It's pretty clear to me why the BBSpot story was believed by so many people; the MPAA is nearly impossible to parody at this point.
Jeff Jarvis tries to dissmiss criticism of the $100 laptop project - but I have a bone to pick on that:
I love the One Laptop per Child project (David Weinberger takes one for a spin here ) and think the criticism of it motivated by PC nitwittery (’you should solve every other problem the poor have before giving them a laptop’) or competitive greed (’how dare you make an inexpensive machine with inexpensive software?’) is ridiculous, even offensive.
PC nitwittery? You mean that some other basic needs, like sanitation and electricity are less useful? You don't think that a bunch of laptops handed out to the truly poor represent nothing so much as a target for extortion? Dismissing completely logical objections is itself stupid.
There are problems with "trying to solve every other problem first". On the other hand, some of those problems might well be worth looking into. Simply dismissing them out of hand is not an argument - it's a refusal to engage.
Technorati Tags: charity
|Tomorrow I'll be flying to Germany, ahead of the Users Conference. I'll be there all week, so if you would like to ask me questions about Cincom Smalltalk, head on over to the Moevenpick hotel - I'm sure we'll be drinking wine and other stuff each evening after the conference.|
So I'm heading to Frankfurt tomorrow, on USAirways, and I decided to check flight status (I never do this). Probably a good thing I did - here's what I found out about the outbound flight from BWI:
Ok, this is fascinating. I contact USAirways. They apologize for not notifying me (so far so good), but then accidentally disconnect me. Sigh. Call back. While I'm waiting, I hunt around on Expedia to see what's there. Looks like there's an earlier PHL flight (goodie - longer layover), and a later flight (which would require moving my flight to Frankfurt as well).
I tried to see if they would move me to the later flights, but no dice - understandable, since they said there were only business seats left. I did express some surprise at that, since Expedia says that there are, in fact, coach seats.
At this point, the call center guy at USAirways got snippy, and tried to blame the whole thing on Cincom travel. Yeah, that's going to make me want to fly your airline again - blame shifting. Looks to me like the powers that be at USAirways need to look at the customer service end of things, and fix a few problems. When you cancel a flight out from under the customer, you don't engage in blame shifting - even if the travel agency was at fault.
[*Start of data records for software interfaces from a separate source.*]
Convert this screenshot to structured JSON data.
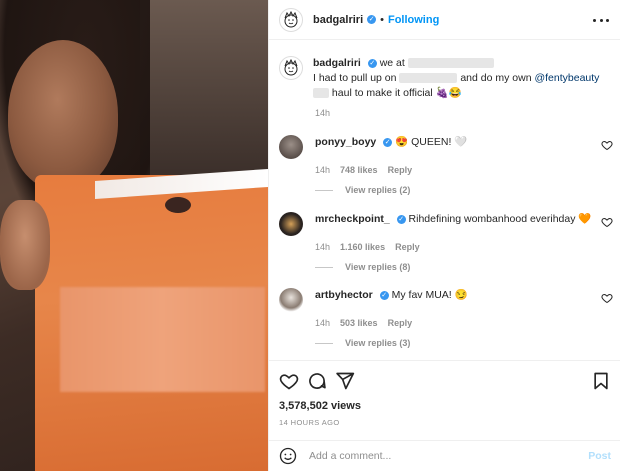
{
  "post": {
    "author": "badgalriri",
    "follow_label": "Following",
    "separator": "•",
    "caption_prefix": "we at",
    "caption_line2a": "I had to pull up on",
    "caption_line2b": "and do my own",
    "caption_mention": "@fentybeauty",
    "caption_line3": "haul to make it official 🍇😂",
    "caption_time": "14h"
  },
  "comments": [
    {
      "user": "ponyy_boyy",
      "text": "😍 QUEEN! 🤍",
      "time": "14h",
      "likes": "748 likes",
      "reply": "Reply",
      "replies": "View replies (2)"
    },
    {
      "user": "mrcheckpoint_",
      "text": "Rihdefining wombanhood everihday 🧡",
      "time": "14h",
      "likes": "1.160 likes",
      "reply": "Reply",
      "replies": "View replies (8)"
    },
    {
      "user": "artbyhector",
      "text": "My fav MUA! 😏",
      "time": "14h",
      "likes": "503 likes",
      "reply": "Reply",
      "replies": "View replies (3)"
    }
  ],
  "stats": {
    "views": "3,578,502 views",
    "ago": "14 HOURS AGO"
  },
  "composer": {
    "placeholder": "Add a comment...",
    "post_label": "Post"
  },
  "colors": {
    "accent": "#0095f6",
    "verified": "#3897f0",
    "muted": "#8e8e8e"
  },
  "icons": [
    "heart-icon",
    "comment-icon",
    "share-icon",
    "bookmark-icon",
    "emoji-icon",
    "more-icon",
    "verified-icon"
  ]
}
You accept the blame graciously, and move on. Otherwise, the customer is likely to look elsewhere for their next flight. I know I will.
Update: I checked with Cincom travel, and no - USAirways never notified them. Great job giuys - thanks for making my next flight not be on your airline.
This from Dave Winer:
BTW, according to Amazon, the package that I paid extra to have delivered yesterday, still hasn't left their warehouse. I know I can call them, enough people have sent me their hidden customer service number, but I'd prefer to bitch about it here on my blog. ";->"